Start of Block

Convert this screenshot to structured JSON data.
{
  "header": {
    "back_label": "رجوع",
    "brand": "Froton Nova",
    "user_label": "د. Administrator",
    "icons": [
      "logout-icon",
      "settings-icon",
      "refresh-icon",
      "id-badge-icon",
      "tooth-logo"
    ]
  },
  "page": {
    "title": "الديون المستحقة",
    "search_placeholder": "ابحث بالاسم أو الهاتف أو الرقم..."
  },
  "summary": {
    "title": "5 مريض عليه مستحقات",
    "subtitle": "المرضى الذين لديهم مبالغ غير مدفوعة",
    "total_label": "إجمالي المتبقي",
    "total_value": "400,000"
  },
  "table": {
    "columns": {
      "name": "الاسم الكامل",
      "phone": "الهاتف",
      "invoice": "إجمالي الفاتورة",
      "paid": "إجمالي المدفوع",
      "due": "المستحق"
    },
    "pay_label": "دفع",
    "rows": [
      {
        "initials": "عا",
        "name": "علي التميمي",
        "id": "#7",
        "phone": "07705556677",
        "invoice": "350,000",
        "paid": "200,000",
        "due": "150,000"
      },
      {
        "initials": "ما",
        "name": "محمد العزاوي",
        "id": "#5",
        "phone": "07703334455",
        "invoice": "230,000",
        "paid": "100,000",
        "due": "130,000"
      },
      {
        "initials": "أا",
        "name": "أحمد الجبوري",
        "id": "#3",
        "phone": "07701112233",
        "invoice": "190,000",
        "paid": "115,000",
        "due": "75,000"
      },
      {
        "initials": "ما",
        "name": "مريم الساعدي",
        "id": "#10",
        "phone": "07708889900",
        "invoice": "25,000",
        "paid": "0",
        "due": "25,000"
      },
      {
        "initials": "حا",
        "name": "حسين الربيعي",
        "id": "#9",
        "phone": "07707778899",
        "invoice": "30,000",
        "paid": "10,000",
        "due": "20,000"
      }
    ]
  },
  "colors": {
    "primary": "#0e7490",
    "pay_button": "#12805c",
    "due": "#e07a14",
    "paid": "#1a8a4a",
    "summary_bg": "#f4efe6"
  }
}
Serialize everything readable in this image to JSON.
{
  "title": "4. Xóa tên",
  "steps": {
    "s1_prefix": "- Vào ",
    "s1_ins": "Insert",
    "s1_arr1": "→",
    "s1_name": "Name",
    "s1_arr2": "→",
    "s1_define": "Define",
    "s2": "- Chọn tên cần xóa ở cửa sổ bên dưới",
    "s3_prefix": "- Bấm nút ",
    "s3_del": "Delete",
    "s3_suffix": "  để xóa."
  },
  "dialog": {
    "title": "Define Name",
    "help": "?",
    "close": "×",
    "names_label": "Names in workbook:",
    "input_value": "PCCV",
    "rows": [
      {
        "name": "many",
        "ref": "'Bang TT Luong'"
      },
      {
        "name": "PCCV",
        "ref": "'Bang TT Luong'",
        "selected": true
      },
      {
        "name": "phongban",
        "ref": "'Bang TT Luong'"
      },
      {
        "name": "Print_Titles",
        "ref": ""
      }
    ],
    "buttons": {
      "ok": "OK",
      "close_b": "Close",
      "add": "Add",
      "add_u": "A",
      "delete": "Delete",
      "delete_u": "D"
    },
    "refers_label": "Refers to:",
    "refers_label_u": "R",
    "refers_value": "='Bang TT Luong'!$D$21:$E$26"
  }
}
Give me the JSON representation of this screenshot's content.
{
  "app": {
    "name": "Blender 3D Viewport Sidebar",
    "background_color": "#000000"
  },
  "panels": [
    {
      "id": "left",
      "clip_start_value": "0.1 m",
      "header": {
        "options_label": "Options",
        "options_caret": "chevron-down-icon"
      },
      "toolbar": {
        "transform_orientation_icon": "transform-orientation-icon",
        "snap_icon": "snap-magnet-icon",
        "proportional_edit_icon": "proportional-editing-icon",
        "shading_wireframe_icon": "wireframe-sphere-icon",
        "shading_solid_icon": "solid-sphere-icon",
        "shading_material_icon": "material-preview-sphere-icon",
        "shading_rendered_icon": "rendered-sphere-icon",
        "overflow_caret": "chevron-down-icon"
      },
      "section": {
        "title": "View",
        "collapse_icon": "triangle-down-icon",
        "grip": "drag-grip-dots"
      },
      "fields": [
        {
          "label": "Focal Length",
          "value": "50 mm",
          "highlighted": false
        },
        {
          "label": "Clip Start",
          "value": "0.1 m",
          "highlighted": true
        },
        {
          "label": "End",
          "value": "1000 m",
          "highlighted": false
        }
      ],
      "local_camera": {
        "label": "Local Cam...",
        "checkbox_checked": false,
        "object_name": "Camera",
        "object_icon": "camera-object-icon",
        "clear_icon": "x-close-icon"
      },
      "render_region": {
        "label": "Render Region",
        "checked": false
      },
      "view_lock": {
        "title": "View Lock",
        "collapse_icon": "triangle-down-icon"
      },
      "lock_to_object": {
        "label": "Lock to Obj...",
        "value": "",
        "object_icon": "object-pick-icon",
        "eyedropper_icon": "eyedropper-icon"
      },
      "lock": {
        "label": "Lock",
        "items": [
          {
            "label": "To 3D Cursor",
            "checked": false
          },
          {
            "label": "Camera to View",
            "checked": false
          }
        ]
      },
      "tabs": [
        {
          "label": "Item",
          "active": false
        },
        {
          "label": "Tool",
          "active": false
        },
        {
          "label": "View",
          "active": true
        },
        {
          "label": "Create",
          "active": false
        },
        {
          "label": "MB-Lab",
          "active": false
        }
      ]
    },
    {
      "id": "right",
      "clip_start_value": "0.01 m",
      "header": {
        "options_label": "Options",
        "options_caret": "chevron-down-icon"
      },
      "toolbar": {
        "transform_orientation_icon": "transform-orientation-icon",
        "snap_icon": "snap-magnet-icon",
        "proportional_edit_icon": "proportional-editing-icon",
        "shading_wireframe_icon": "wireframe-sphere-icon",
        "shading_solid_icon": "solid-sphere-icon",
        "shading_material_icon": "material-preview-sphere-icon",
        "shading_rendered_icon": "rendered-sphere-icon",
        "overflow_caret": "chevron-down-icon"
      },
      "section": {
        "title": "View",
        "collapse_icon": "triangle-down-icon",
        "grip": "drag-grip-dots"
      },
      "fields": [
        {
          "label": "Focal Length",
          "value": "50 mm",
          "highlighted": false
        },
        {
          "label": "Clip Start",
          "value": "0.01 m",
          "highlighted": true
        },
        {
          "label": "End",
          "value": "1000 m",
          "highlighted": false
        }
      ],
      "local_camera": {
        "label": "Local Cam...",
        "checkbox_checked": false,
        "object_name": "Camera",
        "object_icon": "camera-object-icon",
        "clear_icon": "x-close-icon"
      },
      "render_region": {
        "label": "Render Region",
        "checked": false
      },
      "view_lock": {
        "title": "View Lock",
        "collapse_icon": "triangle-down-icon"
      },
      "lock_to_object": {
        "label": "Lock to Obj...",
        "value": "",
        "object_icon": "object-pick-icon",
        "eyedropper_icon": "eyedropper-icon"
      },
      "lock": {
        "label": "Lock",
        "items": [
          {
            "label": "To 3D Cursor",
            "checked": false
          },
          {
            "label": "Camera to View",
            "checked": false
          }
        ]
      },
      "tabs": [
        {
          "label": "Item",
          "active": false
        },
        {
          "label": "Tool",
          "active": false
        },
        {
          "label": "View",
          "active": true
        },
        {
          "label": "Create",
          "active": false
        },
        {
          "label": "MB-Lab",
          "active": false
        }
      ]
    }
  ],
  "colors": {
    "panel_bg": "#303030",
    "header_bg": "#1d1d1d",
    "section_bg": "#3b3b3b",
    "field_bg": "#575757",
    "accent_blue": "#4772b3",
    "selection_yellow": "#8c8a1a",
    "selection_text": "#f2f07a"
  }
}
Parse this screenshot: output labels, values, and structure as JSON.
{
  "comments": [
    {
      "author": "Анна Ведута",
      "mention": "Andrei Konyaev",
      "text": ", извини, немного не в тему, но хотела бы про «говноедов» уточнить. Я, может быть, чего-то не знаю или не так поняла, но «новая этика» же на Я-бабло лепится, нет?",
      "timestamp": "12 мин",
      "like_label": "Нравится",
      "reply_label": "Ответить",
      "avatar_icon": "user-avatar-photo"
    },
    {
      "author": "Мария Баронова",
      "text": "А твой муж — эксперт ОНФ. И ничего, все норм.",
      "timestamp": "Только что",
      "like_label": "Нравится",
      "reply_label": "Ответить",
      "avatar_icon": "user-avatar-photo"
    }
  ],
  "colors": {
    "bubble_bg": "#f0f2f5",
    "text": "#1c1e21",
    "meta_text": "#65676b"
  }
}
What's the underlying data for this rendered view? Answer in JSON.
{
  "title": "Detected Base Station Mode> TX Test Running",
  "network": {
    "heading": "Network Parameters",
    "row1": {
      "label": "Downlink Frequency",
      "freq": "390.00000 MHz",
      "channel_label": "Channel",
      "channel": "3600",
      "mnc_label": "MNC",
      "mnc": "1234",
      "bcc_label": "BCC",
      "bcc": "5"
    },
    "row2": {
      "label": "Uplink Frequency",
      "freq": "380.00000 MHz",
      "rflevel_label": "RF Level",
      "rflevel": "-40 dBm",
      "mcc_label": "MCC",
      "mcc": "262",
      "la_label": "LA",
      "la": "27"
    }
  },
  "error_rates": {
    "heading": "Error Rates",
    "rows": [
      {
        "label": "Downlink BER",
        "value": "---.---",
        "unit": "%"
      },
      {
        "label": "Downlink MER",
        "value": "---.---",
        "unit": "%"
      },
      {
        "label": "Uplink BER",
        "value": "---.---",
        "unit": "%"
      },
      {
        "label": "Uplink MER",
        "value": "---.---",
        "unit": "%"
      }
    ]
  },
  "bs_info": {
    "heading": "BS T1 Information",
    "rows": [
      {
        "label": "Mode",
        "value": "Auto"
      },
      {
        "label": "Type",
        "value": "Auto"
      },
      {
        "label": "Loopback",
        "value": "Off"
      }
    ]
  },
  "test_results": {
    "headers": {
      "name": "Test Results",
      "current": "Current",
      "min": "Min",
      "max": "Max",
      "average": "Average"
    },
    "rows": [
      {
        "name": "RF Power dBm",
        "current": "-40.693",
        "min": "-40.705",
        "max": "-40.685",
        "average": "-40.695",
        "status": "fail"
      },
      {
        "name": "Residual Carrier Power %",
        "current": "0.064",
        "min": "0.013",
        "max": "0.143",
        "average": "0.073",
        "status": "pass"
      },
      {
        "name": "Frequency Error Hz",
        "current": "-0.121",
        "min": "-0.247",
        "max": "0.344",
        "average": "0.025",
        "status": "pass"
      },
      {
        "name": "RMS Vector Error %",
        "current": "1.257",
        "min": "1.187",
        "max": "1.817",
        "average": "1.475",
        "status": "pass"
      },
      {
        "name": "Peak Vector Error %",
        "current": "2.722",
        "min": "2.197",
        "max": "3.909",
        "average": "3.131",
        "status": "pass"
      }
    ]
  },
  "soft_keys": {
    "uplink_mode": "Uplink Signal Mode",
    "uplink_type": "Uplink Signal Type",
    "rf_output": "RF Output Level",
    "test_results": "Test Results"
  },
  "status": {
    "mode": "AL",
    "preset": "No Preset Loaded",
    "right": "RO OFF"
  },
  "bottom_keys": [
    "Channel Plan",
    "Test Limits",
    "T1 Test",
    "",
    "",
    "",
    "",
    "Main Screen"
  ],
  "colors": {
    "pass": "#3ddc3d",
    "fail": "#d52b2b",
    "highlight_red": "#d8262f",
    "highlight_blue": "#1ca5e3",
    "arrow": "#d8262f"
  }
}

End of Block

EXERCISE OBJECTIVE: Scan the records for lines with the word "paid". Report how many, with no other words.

RESULT FOR THIS TASK: 7